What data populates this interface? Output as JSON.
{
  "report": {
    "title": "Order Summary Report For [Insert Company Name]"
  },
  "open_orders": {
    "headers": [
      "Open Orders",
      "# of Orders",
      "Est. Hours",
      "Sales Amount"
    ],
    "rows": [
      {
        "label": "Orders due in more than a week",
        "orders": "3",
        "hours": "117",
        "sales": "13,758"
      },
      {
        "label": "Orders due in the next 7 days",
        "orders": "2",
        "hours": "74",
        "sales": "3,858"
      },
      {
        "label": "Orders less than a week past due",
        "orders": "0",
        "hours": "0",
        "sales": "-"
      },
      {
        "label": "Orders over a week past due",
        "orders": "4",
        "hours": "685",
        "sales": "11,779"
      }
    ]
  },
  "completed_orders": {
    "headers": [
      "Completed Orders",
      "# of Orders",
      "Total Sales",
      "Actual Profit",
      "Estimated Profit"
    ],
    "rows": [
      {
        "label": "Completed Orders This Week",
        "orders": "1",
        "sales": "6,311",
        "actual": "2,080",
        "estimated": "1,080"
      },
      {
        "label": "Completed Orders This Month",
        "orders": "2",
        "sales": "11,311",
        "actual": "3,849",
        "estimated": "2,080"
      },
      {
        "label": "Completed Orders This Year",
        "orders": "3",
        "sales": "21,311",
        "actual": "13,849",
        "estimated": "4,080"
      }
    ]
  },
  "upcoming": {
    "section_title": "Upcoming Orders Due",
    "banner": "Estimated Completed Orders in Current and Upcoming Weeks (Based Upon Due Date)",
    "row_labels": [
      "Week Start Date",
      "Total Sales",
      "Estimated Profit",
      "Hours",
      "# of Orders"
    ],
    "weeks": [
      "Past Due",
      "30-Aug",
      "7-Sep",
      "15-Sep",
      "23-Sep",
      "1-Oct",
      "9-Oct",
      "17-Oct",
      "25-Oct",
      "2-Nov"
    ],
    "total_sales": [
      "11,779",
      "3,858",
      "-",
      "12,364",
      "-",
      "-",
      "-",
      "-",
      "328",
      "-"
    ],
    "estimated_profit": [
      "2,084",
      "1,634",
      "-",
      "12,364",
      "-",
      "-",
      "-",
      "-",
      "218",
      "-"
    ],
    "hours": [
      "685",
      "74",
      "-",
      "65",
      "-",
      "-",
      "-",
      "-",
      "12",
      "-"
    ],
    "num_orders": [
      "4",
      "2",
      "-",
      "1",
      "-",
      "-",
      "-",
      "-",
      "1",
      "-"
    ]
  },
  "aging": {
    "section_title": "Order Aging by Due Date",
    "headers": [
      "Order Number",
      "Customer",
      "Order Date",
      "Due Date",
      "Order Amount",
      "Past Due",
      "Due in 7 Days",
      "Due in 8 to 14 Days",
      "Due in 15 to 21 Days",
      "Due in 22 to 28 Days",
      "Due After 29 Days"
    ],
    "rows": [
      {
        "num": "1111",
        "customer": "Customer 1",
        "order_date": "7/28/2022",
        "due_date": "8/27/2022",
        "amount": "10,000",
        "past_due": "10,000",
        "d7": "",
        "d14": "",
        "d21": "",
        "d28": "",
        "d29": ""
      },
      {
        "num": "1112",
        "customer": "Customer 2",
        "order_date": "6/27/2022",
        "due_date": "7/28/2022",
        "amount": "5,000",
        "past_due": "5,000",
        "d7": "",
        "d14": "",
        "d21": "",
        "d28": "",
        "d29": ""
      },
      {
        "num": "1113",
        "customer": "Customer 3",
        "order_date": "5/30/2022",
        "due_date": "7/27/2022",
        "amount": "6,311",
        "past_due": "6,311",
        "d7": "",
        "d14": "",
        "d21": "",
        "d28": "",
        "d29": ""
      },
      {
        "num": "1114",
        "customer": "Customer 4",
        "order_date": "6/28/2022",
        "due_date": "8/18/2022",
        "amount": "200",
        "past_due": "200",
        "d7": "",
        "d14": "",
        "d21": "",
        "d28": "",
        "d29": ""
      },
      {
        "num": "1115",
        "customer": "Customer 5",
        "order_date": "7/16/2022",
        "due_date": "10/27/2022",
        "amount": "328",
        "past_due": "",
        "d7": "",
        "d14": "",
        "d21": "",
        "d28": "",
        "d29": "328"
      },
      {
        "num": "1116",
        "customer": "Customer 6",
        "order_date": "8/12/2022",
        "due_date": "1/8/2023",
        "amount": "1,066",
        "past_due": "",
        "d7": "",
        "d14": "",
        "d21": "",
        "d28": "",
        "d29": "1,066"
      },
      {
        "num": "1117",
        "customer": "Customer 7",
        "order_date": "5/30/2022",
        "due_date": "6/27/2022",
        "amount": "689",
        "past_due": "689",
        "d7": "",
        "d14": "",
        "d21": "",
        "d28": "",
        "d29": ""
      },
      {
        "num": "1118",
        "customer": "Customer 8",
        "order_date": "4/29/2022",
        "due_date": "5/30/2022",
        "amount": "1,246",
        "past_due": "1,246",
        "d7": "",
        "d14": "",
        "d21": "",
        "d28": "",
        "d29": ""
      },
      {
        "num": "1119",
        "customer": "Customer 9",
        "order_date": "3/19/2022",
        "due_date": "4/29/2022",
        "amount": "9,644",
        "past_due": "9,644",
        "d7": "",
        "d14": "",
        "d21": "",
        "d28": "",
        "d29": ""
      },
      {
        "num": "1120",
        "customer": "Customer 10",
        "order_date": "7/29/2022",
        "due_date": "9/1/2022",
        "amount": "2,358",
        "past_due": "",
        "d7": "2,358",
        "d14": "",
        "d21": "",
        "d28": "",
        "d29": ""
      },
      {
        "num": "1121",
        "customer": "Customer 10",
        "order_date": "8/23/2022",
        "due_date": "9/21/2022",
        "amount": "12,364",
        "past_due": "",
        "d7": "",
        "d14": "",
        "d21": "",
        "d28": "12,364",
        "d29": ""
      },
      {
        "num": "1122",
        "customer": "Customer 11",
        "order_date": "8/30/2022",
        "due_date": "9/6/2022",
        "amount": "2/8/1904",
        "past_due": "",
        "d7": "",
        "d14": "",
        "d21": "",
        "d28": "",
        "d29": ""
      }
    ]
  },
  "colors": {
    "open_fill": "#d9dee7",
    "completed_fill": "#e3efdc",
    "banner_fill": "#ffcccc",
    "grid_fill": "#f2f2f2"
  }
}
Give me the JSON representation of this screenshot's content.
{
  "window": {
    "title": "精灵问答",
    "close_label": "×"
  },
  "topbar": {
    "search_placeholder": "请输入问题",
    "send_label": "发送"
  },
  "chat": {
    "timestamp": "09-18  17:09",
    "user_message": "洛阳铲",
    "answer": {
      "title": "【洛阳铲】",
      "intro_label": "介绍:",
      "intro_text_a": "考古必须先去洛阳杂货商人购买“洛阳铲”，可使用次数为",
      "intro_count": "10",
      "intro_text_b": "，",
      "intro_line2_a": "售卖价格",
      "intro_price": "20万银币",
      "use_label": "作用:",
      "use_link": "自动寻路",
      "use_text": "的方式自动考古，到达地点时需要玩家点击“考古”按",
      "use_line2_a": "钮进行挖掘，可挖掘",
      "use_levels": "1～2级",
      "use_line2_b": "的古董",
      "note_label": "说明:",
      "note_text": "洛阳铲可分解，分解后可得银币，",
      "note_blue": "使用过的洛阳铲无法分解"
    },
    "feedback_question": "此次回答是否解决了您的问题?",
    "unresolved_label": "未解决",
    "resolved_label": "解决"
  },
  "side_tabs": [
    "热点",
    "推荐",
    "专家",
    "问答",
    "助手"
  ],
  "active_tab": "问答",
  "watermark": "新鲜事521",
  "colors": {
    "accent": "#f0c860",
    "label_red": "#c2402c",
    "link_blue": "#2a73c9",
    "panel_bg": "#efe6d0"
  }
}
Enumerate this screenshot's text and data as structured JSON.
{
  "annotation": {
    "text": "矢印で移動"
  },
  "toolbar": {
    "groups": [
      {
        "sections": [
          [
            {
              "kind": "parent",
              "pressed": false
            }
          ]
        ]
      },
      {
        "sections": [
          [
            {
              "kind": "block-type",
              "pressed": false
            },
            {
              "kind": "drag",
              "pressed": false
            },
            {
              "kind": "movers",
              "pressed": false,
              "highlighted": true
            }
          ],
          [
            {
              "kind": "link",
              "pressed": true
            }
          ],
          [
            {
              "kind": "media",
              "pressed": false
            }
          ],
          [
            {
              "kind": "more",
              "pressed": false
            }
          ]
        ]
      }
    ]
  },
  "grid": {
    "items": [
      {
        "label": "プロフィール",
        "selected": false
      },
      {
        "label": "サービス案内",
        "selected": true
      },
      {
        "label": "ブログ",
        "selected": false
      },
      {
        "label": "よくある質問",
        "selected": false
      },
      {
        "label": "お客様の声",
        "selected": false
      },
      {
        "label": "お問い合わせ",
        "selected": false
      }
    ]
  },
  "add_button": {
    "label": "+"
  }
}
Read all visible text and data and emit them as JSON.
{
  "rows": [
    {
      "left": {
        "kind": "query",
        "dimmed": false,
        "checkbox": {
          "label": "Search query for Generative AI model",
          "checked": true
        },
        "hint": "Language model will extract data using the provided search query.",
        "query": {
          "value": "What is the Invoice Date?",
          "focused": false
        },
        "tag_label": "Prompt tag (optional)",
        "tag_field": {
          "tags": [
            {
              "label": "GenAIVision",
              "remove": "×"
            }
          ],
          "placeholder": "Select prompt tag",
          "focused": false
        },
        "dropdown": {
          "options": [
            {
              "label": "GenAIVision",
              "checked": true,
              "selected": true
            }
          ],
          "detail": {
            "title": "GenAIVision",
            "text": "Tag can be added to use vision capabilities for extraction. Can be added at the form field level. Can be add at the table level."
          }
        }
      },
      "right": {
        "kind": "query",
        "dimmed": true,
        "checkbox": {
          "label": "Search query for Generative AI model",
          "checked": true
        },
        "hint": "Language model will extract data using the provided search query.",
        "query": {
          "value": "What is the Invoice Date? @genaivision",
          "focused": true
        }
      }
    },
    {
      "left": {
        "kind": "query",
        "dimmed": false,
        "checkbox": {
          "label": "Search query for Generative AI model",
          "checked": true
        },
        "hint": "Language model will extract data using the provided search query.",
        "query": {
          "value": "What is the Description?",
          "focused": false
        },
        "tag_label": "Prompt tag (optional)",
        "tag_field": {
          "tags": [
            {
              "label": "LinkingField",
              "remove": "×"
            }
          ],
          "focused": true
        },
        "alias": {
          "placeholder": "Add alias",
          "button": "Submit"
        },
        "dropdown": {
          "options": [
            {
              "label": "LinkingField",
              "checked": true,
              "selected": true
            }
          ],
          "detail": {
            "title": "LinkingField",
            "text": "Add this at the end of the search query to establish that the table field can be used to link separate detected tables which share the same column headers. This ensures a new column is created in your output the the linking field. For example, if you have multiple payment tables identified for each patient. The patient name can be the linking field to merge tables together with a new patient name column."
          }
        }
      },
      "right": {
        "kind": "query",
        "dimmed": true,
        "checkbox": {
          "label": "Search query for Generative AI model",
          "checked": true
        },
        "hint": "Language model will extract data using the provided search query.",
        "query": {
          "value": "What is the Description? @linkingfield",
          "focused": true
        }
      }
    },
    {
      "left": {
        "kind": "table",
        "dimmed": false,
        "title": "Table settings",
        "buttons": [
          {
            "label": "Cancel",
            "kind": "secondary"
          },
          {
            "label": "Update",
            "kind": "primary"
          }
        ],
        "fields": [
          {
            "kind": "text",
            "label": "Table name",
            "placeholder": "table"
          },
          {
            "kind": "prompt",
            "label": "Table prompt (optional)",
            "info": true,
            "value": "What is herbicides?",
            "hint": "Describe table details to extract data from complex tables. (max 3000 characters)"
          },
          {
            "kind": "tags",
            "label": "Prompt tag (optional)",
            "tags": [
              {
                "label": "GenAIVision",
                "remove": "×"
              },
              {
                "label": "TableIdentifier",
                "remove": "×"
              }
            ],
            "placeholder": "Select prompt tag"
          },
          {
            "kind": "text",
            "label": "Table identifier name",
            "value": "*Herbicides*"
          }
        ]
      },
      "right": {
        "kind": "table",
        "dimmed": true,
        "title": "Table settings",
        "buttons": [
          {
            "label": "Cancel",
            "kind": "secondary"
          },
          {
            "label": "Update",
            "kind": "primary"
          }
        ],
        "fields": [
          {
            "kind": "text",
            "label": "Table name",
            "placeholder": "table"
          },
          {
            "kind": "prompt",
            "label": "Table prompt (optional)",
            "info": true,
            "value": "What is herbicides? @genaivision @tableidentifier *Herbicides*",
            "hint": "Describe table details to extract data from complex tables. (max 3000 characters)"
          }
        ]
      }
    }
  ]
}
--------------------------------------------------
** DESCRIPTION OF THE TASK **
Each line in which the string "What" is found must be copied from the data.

** EXERCISE SOLUTION **
What data populates this interface? Output as JSON.
          "value": "What is the Invoice Date?",
          "value": "What is the Invoice Date? @genaivision",
          "value": "What is the Description?",
          "value": "What is the Description? @linkingfield",
            "value": "What is herbicides?",
            "value": "What is herbicides? @genaivision @tableidentifier *Herbicides*",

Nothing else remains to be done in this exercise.